Dan Auvil - tupan, daire, doumbeleki, voice; Tom Farris - guitars, laouto, riqq; Juliana Graffagna - voice, accordion; Gari Hegedus - oud, mandocello, mandolin, saz; and Shira Kammen - violin, medieval harp, voice.
A cinematic journey of unusual, danceable, highly syncopated compositions with instruments ancient and modern. Features eight original compositions by the band and two traditional folk songs, Na Khelav, Na Gilavav and Sandansko Horo.
Drew Schmieding - drums; Ben Rolston - electric bass;

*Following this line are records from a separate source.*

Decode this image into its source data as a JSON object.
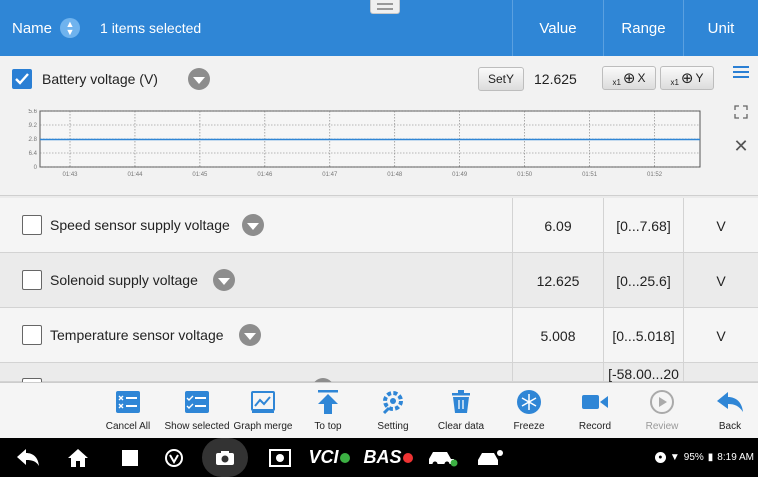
{
  "header": {
    "name_label": "Name",
    "selected_text": "1 items selected",
    "value_label": "Value",
    "range_label": "Range",
    "unit_label": "Unit"
  },
  "graph_row": {
    "label": "Battery voltage  (V)",
    "checked": true,
    "sety_label": "SetY",
    "value": "12.625",
    "zoom_x_label": "X",
    "zoom_y_label": "Y",
    "zoom_mult": "x1"
  },
  "chart_data": {
    "type": "line",
    "x": [
      "01:43",
      "01:44",
      "01:45",
      "01:46",
      "01:47",
      "01:48",
      "01:49",
      "01:50",
      "01:51",
      "01:52"
    ],
    "y_ticks": [
      "25.6",
      "19.2",
      "12.8",
      "6.4",
      "0"
    ],
    "ylim": [
      0,
      25.6
    ],
    "series": [
      {
        "values": [
          12.6,
          12.6,
          12.6,
          12.6,
          12.6,
          12.6,
          12.6,
          12.6,
          12.6,
          12.6,
          12.6
        ]
      }
    ],
    "color": "#2f86d6"
  },
  "rows": [
    {
      "label": "Speed sensor supply voltage",
      "value": "6.09",
      "range": "[0...7.68]",
      "unit": "V"
    },
    {
      "label": "Solenoid supply voltage",
      "value": "12.625",
      "range": "[0...25.6]",
      "unit": "V"
    },
    {
      "label": "Temperature sensor voltage",
      "value": "5.008",
      "range": "[0...5.018]",
      "unit": "V"
    },
    {
      "label": "",
      "value": "",
      "range": "[-58.00...20",
      "unit": ""
    }
  ],
  "toolbar": [
    {
      "label": "Cancel All",
      "icon": "cancel-all-icon"
    },
    {
      "label": "Show selected",
      "icon": "show-selected-icon"
    },
    {
      "label": "Graph merge",
      "icon": "graph-merge-icon"
    },
    {
      "label": "To top",
      "icon": "to-top-icon"
    },
    {
      "label": "Setting",
      "icon": "setting-icon"
    },
    {
      "label": "Clear data",
      "icon": "clear-data-icon"
    },
    {
      "label": "Freeze",
      "icon": "freeze-icon"
    },
    {
      "label": "Record",
      "icon": "record-icon"
    },
    {
      "label": "Review",
      "icon": "review-icon"
    },
    {
      "label": "Back",
      "icon": "back-icon"
    }
  ],
  "navbar": {
    "vci_text": "VCI",
    "bas_text": "BAS",
    "battery_text": "95%",
    "time_text": "8:19 AM"
  },
  "colors": {
    "accent": "#2f86d6",
    "header": "#2f86d6"
  }
}
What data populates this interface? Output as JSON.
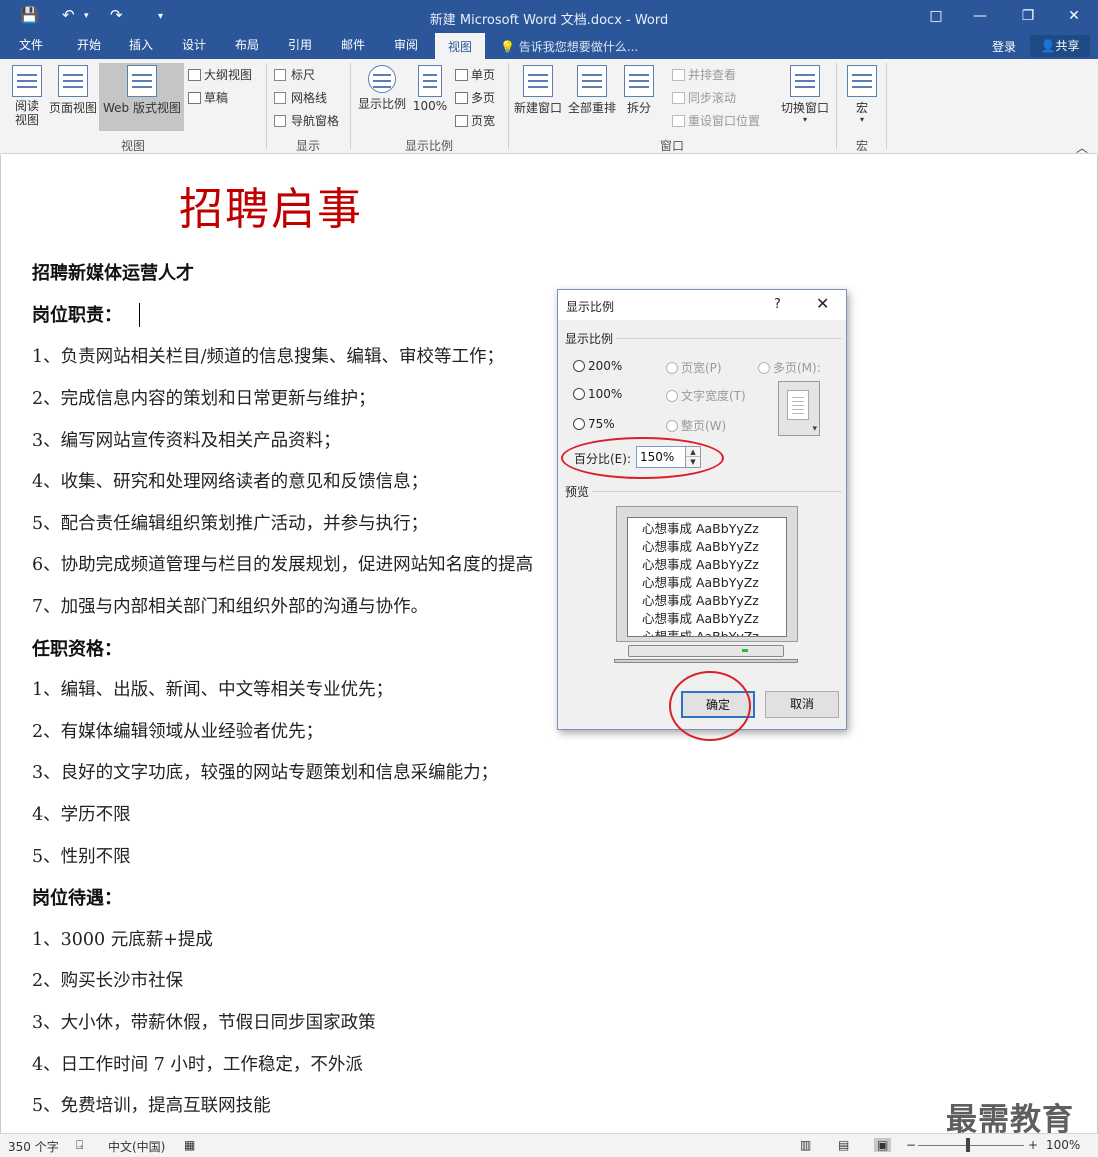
{
  "window": {
    "title": "新建 Microsoft Word 文档.docx - Word",
    "controls": [
      "□",
      "—",
      "❐",
      "✕"
    ]
  },
  "quick_access": {
    "save_icon": "save-icon",
    "undo_icon": "undo-icon",
    "redo_icon": "redo-icon"
  },
  "tabs": [
    "文件",
    "开始",
    "插入",
    "设计",
    "布局",
    "引用",
    "邮件",
    "审阅",
    "视图"
  ],
  "active_tab": "视图",
  "tell_me": "告诉我您想要做什么...",
  "account": {
    "login": "登录",
    "share": "共享"
  },
  "ribbon": {
    "views": {
      "read": "阅读视图",
      "print": "页面视图",
      "web": "Web 版式视图",
      "outline": "大纲视图",
      "draft": "草稿",
      "group": "视图"
    },
    "show": {
      "ruler": "标尺",
      "gridlines": "网格线",
      "nav_pane": "导航窗格",
      "group": "显示"
    },
    "zoom": {
      "zoom": "显示比例",
      "hundred": "100%",
      "one_page": "单页",
      "multi_page": "多页",
      "page_width": "页宽",
      "group": "显示比例"
    },
    "window": {
      "new_window": "新建窗口",
      "arrange_all": "全部重排",
      "split": "拆分",
      "side_by_side": "并排查看",
      "sync_scroll": "同步滚动",
      "reset_position": "重设窗口位置",
      "switch_window": "切换窗口",
      "group": "窗口"
    },
    "macros": {
      "macros": "宏",
      "group": "宏"
    }
  },
  "document": {
    "title": "招聘启事",
    "paragraphs": [
      {
        "text": "招聘新媒体运营人才",
        "bold": true
      },
      {
        "text": "岗位职责：",
        "bold": true
      },
      {
        "text": "1、负责网站相关栏目/频道的信息搜集、编辑、审校等工作；",
        "bold": false
      },
      {
        "text": "2、完成信息内容的策划和日常更新与维护；",
        "bold": false
      },
      {
        "text": "3、编写网站宣传资料及相关产品资料；",
        "bold": false
      },
      {
        "text": "4、收集、研究和处理网络读者的意见和反馈信息；",
        "bold": false
      },
      {
        "text": "5、配合责任编辑组织策划推广活动，并参与执行；",
        "bold": false
      },
      {
        "text": "6、协助完成频道管理与栏目的发展规划，促进网站知名度的提高",
        "bold": false
      },
      {
        "text": "7、加强与内部相关部门和组织外部的沟通与协作。",
        "bold": false
      },
      {
        "text": "任职资格：",
        "bold": true
      },
      {
        "text": "1、编辑、出版、新闻、中文等相关专业优先；",
        "bold": false
      },
      {
        "text": "2、有媒体编辑领域从业经验者优先；",
        "bold": false
      },
      {
        "text": "3、良好的文字功底，较强的网站专题策划和信息采编能力；",
        "bold": false
      },
      {
        "text": "4、学历不限",
        "bold": false
      },
      {
        "text": "5、性别不限",
        "bold": false
      },
      {
        "text": "岗位待遇：",
        "bold": true
      },
      {
        "text": "1、3000 元底薪+提成",
        "bold": false
      },
      {
        "text": "2、购买长沙市社保",
        "bold": false
      },
      {
        "text": "3、大小休，带薪休假，节假日同步国家政策",
        "bold": false
      },
      {
        "text": "4、日工作时间 7 小时，工作稳定，不外派",
        "bold": false
      },
      {
        "text": "5、免费培训，提高互联网技能",
        "bold": false
      }
    ]
  },
  "dialog": {
    "title": "显示比例",
    "help": "?",
    "close": "✕",
    "zoom_section": "显示比例",
    "options": {
      "z200": "200%",
      "z100": "100%",
      "z75": "75%",
      "page_width": "页宽(P)",
      "text_width": "文字宽度(T)",
      "whole_page": "整页(W)",
      "many_pages": "多页(M):"
    },
    "percent_label": "百分比(E):",
    "percent_value": "150%",
    "preview_label": "预览",
    "preview_lines": [
      "心想事成 AaBbYyZz",
      "心想事成 AaBbYyZz",
      "心想事成 AaBbYyZz",
      "心想事成 AaBbYyZz",
      "心想事成 AaBbYyZz",
      "心想事成 AaBbYyZz",
      "心想事成 AaBbYyZz"
    ],
    "ok": "确定",
    "cancel": "取消"
  },
  "status": {
    "word_count": "350 个字",
    "language": "中文(中国)",
    "zoom": "100%",
    "zoom_minus": "−",
    "zoom_plus": "+"
  },
  "watermark": "最需教育",
  "colors": {
    "brand": "#2b579a",
    "title_red": "#c00000",
    "annotation_red": "#d9202a"
  }
}
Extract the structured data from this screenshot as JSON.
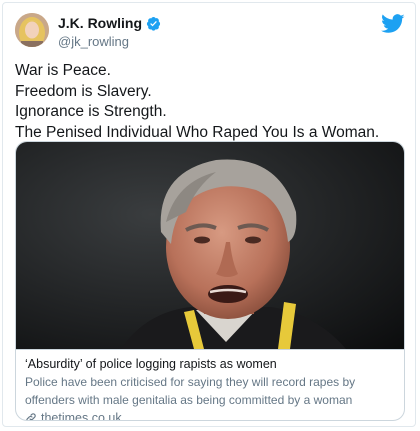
{
  "author": {
    "display_name": "J.K. Rowling",
    "handle": "@jk_rowling",
    "verified_icon": "verified-badge-icon"
  },
  "tweet": {
    "lines": [
      "War is Peace.",
      "Freedom is Slavery.",
      "Ignorance is Strength.",
      "The Penised Individual Who Raped You Is a Woman."
    ]
  },
  "link_card": {
    "title": "‘Absurdity’ of police logging rapists as women",
    "description_lines": [
      "Police have been criticised for saying they will record rapes by",
      "offenders with male genitalia as being committed by a woman"
    ],
    "domain": "thetimes.co.uk"
  },
  "colors": {
    "brand_blue": "#1da1f2",
    "text_primary": "#14171a",
    "text_secondary": "#657786",
    "border": "#ccd6dd"
  }
}
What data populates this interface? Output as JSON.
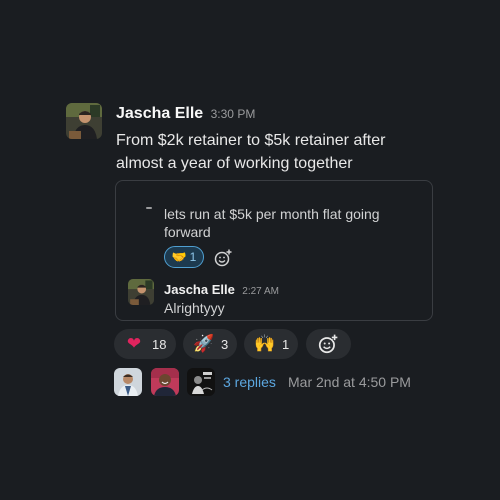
{
  "message": {
    "author": "Jascha Elle",
    "time": "3:30 PM",
    "text": "From $2k retainer to $5k retainer after almost a year of working together"
  },
  "quoted": {
    "text": "lets run at $5k per month flat going forward",
    "reaction": {
      "emoji": "🤝",
      "emoji_name": "handshake-emoji",
      "count": "1",
      "selected": true
    },
    "reply": {
      "author": "Jascha Elle",
      "time": "2:27 AM",
      "text": "Alrightyyy"
    }
  },
  "reactions": [
    {
      "emoji": "❤",
      "emoji_name": "red-heart-emoji",
      "count": "18"
    },
    {
      "emoji": "🚀",
      "emoji_name": "rocket-emoji",
      "count": "3"
    },
    {
      "emoji": "🙌",
      "emoji_name": "raised-hands-emoji",
      "count": "1"
    }
  ],
  "add_reaction_icon": "add-emoji-icon",
  "thread": {
    "replies": "3 replies",
    "last_reply": "Mar 2nd at 4:50 PM"
  },
  "colors": {
    "background": "#1a1d21",
    "link": "#5ca7e0",
    "selected_reaction_border": "#4f9fd1"
  }
}
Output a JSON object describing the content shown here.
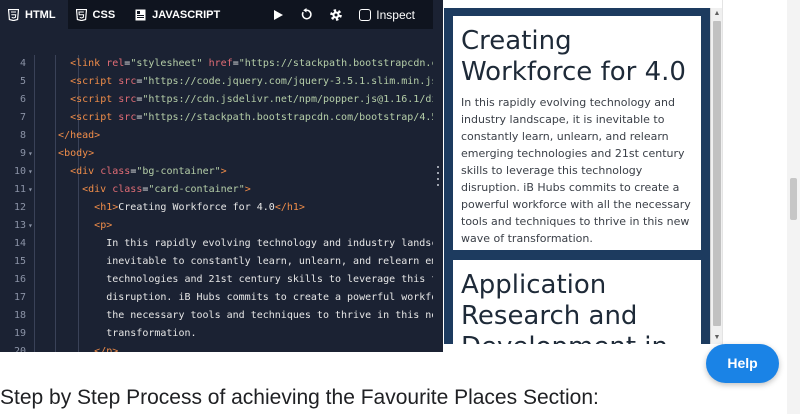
{
  "toolbar": {
    "tabs": [
      {
        "label": "HTML",
        "icon": "html5-icon"
      },
      {
        "label": "CSS",
        "icon": "css3-icon"
      },
      {
        "label": "JAVASCRIPT",
        "icon": "javascript-icon"
      }
    ],
    "inspect_label": "Inspect"
  },
  "code_lines": [
    {
      "n": "4",
      "fold": "",
      "parts": [
        [
          "pl",
          "    "
        ],
        [
          "tg",
          "<link"
        ],
        [
          "pl",
          " "
        ],
        [
          "at",
          "rel"
        ],
        [
          "pl",
          "="
        ],
        [
          "st",
          "\"stylesheet\""
        ],
        [
          "pl",
          " "
        ],
        [
          "at",
          "href"
        ],
        [
          "pl",
          "="
        ],
        [
          "st",
          "\"https://stackpath.bootstrapcdn.com/boo"
        ]
      ]
    },
    {
      "n": "5",
      "fold": "",
      "parts": [
        [
          "pl",
          "    "
        ],
        [
          "tg",
          "<script"
        ],
        [
          "pl",
          " "
        ],
        [
          "at",
          "src"
        ],
        [
          "pl",
          "="
        ],
        [
          "st",
          "\"https://code.jquery.com/jquery-3.5.1.slim.min.js\""
        ],
        [
          "pl",
          " "
        ],
        [
          "at",
          "inte"
        ]
      ]
    },
    {
      "n": "6",
      "fold": "",
      "parts": [
        [
          "pl",
          "    "
        ],
        [
          "tg",
          "<script"
        ],
        [
          "pl",
          " "
        ],
        [
          "at",
          "src"
        ],
        [
          "pl",
          "="
        ],
        [
          "st",
          "\"https://cdn.jsdelivr.net/npm/popper.js@1.16.1/dist/umd"
        ]
      ]
    },
    {
      "n": "7",
      "fold": "",
      "parts": [
        [
          "pl",
          "    "
        ],
        [
          "tg",
          "<script"
        ],
        [
          "pl",
          " "
        ],
        [
          "at",
          "src"
        ],
        [
          "pl",
          "="
        ],
        [
          "st",
          "\"https://stackpath.bootstrapcdn.com/bootstrap/4.5.2/js/"
        ]
      ]
    },
    {
      "n": "8",
      "fold": "",
      "parts": [
        [
          "pl",
          "  "
        ],
        [
          "tg",
          "</head>"
        ]
      ]
    },
    {
      "n": "9",
      "fold": "▾",
      "parts": [
        [
          "pl",
          "  "
        ],
        [
          "tg",
          "<body>"
        ]
      ]
    },
    {
      "n": "10",
      "fold": "▾",
      "parts": [
        [
          "pl",
          "    "
        ],
        [
          "tg",
          "<div"
        ],
        [
          "pl",
          " "
        ],
        [
          "at",
          "class"
        ],
        [
          "pl",
          "="
        ],
        [
          "st",
          "\"bg-container\""
        ],
        [
          "tg",
          ">"
        ]
      ]
    },
    {
      "n": "11",
      "fold": "▾",
      "parts": [
        [
          "pl",
          "      "
        ],
        [
          "tg",
          "<div"
        ],
        [
          "pl",
          " "
        ],
        [
          "at",
          "class"
        ],
        [
          "pl",
          "="
        ],
        [
          "st",
          "\"card-container\""
        ],
        [
          "tg",
          ">"
        ]
      ]
    },
    {
      "n": "12",
      "fold": "",
      "parts": [
        [
          "pl",
          "        "
        ],
        [
          "tg",
          "<h1>"
        ],
        [
          "pl",
          "Creating Workforce for 4.0"
        ],
        [
          "tg",
          "</h1>"
        ]
      ]
    },
    {
      "n": "13",
      "fold": "▾",
      "parts": [
        [
          "pl",
          "        "
        ],
        [
          "tg",
          "<p>"
        ]
      ]
    },
    {
      "n": "14",
      "fold": "",
      "parts": [
        [
          "pl",
          "          In this rapidly evolving technology and industry landscape, i"
        ]
      ]
    },
    {
      "n": "15",
      "fold": "",
      "parts": [
        [
          "pl",
          "          inevitable to constantly learn, unlearn, and relearn emerging"
        ]
      ]
    },
    {
      "n": "16",
      "fold": "",
      "parts": [
        [
          "pl",
          "          technologies and 21st century skills to leverage this technol"
        ]
      ]
    },
    {
      "n": "17",
      "fold": "",
      "parts": [
        [
          "pl",
          "          disruption. iB Hubs commits to create a powerful workforce wi"
        ]
      ]
    },
    {
      "n": "18",
      "fold": "",
      "parts": [
        [
          "pl",
          "          the necessary tools and techniques to thrive in this new wave"
        ]
      ]
    },
    {
      "n": "19",
      "fold": "",
      "parts": [
        [
          "pl",
          "          transformation."
        ]
      ]
    },
    {
      "n": "20",
      "fold": "",
      "parts": [
        [
          "pl",
          "        "
        ],
        [
          "tg",
          "</p>"
        ]
      ]
    }
  ],
  "preview": {
    "card1": {
      "title": "Creating Workforce for 4.0",
      "body": "In this rapidly evolving technology and industry landscape, it is inevitable to constantly learn, unlearn, and relearn emerging technologies and 21st century skills to leverage this technology disruption. iB Hubs commits to create a powerful workforce with all the necessary tools and techniques to thrive in this new wave of transformation."
    },
    "card2": {
      "title": "Application Research and Development in"
    },
    "colors": {
      "background": "#1d3b5f"
    }
  },
  "help_label": "Help",
  "section_heading": "Step by Step Process of achieving the Favourite Places Section:"
}
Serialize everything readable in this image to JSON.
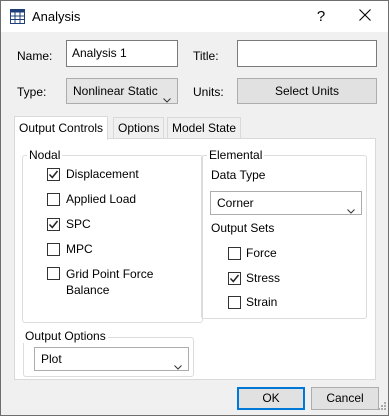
{
  "window": {
    "title": "Analysis",
    "help_glyph": "?"
  },
  "form": {
    "name_label": "Name:",
    "name_value": "Analysis 1",
    "title_label": "Title:",
    "title_value": "",
    "type_label": "Type:",
    "type_value": "Nonlinear Static",
    "units_label": "Units:",
    "select_units_label": "Select Units"
  },
  "tabs": [
    {
      "label": "Output Controls",
      "active": true
    },
    {
      "label": "Options",
      "active": false
    },
    {
      "label": "Model State",
      "active": false
    }
  ],
  "nodal": {
    "title": "Nodal",
    "items": [
      {
        "label": "Displacement",
        "checked": true
      },
      {
        "label": "Applied Load",
        "checked": false
      },
      {
        "label": "SPC",
        "checked": true
      },
      {
        "label": "MPC",
        "checked": false
      },
      {
        "label_line1": "Grid Point Force",
        "label_line2": "Balance",
        "checked": false
      }
    ]
  },
  "elemental": {
    "title": "Elemental",
    "data_type_label": "Data Type",
    "data_type_value": "Corner",
    "output_sets_label": "Output Sets",
    "items": [
      {
        "label": "Force",
        "checked": false
      },
      {
        "label": "Stress",
        "checked": true
      },
      {
        "label": "Strain",
        "checked": false
      }
    ]
  },
  "output_options": {
    "title": "Output Options",
    "value": "Plot"
  },
  "footer": {
    "ok_label": "OK",
    "cancel_label": "Cancel"
  }
}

Bethanni Grecynski - trombone; vocals, kaval; Eric Schweizer - reeds; Derek Worthington - trumpet. Guest artists on the album include Adam Good, Riste Tevdoski, Jordan Shapiro, Molly Jones and Abby Alwin.
Available streaming and as a digital album (“name your price) at ornamatik.bandcamp.com.
The five-piece band started in 1987 as the house band for the Radost Folk Ensemble. Named in the tradition of post-World War II Balkan radio and television house bands (such as Orkestar Radio-Televizije Beograd), Orkestar RTW (Orkestar Radio-Televizije Washington) plays the music of those bands, primarily traditional dance and folk music from Bulgaria, Macedonia, and Serbia. Read more at www.orkestarrtw.com.
Tim McCormack - drums; Ronald Long - accordion; Teodora Dimitrova - vocals, tambura; Jana Rickel - bass, vocals; and Steve Shadle - clarinet/vocals.
Stream or purchase the digital album ($10) at orkestarrtw.bandcamp.com/album/orkestar-rtw. For a physical CD, send an e-mail with your address to email@example.com, and PayPal $15 to that same address. Shipping and sales tax are included.
Between 1966 and 1979, educator, cultural documentarian and sometime EEFC workshop instructor Martin Koenig made half a dozen trips to Bulgaria.
Working in villages throughout the country, Koenig filmed, recorded, and photographed the lively, yet endangered, aspects of Bulgaria’s traditional culture. The results are indelibly gathered in Sound Portraits from Bulgaria: the vibrant rural life he experienced, the virtuosic musicians and dancers he met, the extraordinary music they made, and the joyous rituals and festivals he witnessed. This collection, published by Smithsonian Folkways, celebrates a way of life that has largely vanished due to industrialization, technology, globalization, and emigration. 109 minutes of music in 2 CDs; 144-page book with photographs and extensive bilingual notes.
Buy two-CD book set ($49.98) or download the album for $19.99; download the liner notes (no charge) and see all the lyrics in Bulgarian and English translation. The tracks are also available for individual purchase and you can sample them here: folkways.si.edu/sound-portraits-from-bulgaria
In this album, Teslim's second, Kaila Flexer and Gari Hegedus are joined by numerous special guests in a tribute to Kaila's parents, Abe and Bobbie, who met when they were 11 years old and have been together for over seven decades.
The musicians of Teslim come from different musical worlds, but all share a love of Turkish and Greek folk music, Turkish classical music and other Balkan and Middle Eastern traditions. They thrive on study and rehearsal, and as composers love working collaboratively arranging one another's work.
Gary Hegedus - oud, saz, mandocello; Elana Brutman - Cretan lyra with sympathetic strings; Josh Mellinger - frame drum, tonbak, cajon, table; and Kaila Flexer - violin, tarhui.
Available streaming or as a digital album ($7) or as a CD ($15) from kailaflexer.bandcamp.com/album/7-decades